As the connectivity within a system increases, it is the relationship between components, rather than the components themselves, that define it as a network; and what then becomes important is how information circulates. Complexity — particularly nonlinearity — is inherent to almost all networks. Though the number of elements grows in linear fashion, the number of connections between them grows exponentially. Online ad markets, for example, generate 100 billion impressions daily, with each one measured against as many as 100 separate variables, culminating in countless possible outcomes. But such aggressive increases can reach a point at which the entire system is at risk of breaking down or completely collapsing under its own weight.
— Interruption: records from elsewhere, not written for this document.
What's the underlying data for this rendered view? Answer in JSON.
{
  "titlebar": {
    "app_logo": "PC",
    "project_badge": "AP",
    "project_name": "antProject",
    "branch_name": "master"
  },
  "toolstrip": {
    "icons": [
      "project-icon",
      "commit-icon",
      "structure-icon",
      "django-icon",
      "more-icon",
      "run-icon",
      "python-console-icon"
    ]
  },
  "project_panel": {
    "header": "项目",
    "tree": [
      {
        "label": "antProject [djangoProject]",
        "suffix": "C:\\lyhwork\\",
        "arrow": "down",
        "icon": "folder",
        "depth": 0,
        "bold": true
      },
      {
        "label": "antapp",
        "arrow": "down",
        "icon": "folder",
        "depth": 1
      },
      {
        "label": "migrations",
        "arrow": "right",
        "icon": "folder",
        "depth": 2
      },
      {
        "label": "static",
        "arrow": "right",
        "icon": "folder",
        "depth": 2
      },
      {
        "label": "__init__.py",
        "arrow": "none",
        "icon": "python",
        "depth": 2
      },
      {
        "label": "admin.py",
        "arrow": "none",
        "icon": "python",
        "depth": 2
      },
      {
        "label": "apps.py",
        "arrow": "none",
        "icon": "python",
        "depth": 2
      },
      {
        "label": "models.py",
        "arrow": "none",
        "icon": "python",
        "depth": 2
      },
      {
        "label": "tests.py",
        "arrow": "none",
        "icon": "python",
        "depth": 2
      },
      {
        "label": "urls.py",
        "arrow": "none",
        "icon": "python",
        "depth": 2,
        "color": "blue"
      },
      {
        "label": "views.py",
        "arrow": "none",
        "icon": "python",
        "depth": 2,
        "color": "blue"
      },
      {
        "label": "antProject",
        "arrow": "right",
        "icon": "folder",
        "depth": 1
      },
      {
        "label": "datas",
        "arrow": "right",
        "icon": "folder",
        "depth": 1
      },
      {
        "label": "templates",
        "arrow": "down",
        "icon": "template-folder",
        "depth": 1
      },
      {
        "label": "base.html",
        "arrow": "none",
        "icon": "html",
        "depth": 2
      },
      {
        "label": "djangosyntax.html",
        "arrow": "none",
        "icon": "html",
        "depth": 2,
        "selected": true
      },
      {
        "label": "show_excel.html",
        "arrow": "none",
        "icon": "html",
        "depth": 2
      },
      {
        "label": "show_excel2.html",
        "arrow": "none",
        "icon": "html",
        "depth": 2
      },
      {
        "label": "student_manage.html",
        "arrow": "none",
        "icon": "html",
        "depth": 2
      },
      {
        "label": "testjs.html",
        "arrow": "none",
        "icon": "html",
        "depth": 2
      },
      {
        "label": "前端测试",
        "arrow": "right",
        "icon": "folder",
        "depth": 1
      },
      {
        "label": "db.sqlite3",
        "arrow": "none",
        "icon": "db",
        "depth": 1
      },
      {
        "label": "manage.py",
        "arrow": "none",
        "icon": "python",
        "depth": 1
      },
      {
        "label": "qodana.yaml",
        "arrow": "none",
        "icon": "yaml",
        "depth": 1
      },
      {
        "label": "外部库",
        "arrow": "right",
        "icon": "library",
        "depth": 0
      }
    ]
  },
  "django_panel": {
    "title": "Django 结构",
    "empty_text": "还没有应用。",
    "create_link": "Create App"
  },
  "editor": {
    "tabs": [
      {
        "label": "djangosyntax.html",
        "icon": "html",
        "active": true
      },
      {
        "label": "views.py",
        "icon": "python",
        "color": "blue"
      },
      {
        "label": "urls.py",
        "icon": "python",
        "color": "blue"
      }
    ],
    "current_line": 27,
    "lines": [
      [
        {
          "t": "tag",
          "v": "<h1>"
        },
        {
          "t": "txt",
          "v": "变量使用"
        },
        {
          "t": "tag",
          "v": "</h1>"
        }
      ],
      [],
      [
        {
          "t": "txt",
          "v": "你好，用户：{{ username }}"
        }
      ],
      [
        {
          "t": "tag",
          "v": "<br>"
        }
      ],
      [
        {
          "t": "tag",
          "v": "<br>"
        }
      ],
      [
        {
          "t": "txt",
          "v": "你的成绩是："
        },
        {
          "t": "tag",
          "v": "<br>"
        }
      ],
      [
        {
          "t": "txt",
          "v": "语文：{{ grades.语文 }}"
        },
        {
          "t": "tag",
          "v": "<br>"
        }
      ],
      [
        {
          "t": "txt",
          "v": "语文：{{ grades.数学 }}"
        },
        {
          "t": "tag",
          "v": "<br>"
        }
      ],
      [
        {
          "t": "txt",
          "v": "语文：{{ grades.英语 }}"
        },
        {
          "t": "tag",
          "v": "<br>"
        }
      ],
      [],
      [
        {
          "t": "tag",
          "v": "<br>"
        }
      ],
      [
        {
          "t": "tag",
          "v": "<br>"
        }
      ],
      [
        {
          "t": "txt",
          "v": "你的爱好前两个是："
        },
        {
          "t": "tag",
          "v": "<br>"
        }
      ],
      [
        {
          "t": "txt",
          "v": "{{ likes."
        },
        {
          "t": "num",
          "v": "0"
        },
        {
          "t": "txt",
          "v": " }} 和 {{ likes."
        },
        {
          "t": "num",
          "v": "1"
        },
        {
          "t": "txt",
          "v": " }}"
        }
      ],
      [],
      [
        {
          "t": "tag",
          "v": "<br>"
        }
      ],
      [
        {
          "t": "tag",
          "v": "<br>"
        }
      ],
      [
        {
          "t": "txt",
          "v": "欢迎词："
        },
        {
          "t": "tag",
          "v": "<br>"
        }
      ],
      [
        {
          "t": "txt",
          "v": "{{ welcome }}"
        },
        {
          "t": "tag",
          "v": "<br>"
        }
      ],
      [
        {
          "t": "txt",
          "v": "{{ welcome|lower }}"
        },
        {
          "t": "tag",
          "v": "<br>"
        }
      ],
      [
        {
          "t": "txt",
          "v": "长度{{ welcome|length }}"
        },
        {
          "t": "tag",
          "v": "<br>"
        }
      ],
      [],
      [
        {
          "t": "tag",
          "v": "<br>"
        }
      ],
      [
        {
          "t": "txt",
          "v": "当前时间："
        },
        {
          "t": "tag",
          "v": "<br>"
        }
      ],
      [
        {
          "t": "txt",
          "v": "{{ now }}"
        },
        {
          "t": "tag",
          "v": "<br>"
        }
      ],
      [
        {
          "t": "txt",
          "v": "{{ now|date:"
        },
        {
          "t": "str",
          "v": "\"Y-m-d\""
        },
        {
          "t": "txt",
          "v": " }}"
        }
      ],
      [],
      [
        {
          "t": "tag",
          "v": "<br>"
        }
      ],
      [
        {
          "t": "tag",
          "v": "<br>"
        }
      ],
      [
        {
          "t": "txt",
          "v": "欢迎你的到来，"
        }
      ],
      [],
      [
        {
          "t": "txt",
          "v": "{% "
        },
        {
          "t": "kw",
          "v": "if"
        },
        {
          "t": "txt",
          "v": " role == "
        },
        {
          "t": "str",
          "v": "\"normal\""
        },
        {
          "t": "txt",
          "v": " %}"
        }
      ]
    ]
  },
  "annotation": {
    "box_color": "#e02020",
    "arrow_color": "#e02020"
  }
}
According to research by Accenture Digital, 50 percent of marketers already deal with more content than they can effectively handle. Even so, 83 percent expect the volume to expand unchecked over the next two years.
This condition is especially dangerous in hyperconnected networks where trivial events can suddenly turn into full-blown crises. Here, problems can spread as easily as solutions — sometimes more so — through processes that are difficult, if not impossible, to stop. To make matters worse, the Internet of Things may soon bring an additional 25 billion devices online at speeds up to 100 times faster than current platforms.
In light of these circumstances, communication professionals are wedged between a rock and hard place. Complexity doesn’t conform to most peoples’ desire for control, nor to their need for direct lines between cause and effect. Likewise, managers want assurance that once a plan is in place it can be used repeatedly; hence the popularity of templates and best practices. Nonetheless, communicators have little choice but to, at least, understand complexity if not embrace it to successfully tackle the vicissitudes of 21st century society.
In part, this is because value is shifting from technology — be it hardware, software, or the platforms on which they reside — to how technology interacts with its environment. To that end, complex systems design is about connecting people to people, people to machines, and machines to machines, focusing on both the interactions and their implications.
Additionally, since complex systems comprise multiple interacting elements, they require comprehensive strategies. Bringing together people with varied backgrounds and experiences to consider a problem from diverse perspectives enables them to perceive it in ways no single individual can.
Most important, complex systems are dynamic and forever fluid. “You do not compete against competitors ,” says Cisco’s executive chairman John Chambers. “You compete against market transitions.” Therefore, complex strategies must be extremely adaptable. They are patterns of action that evolve from the juncture where an organization’s best laid plans collide with the ever changing realities of the marketplace. Essentially ongoing works in progress, they develop in the absence of specific policies, or despite them, and instead require a willingness to put aside assumptions and learn what can actually be achieved in practice. They will often vary depending on the circumstances. Not everything will be apparent; certainly not right away. And they are bound to change throughout the process. But the goal will always be to recognize how a system’s different pieces interact and influence each other; and with that, continually build ever better strategies.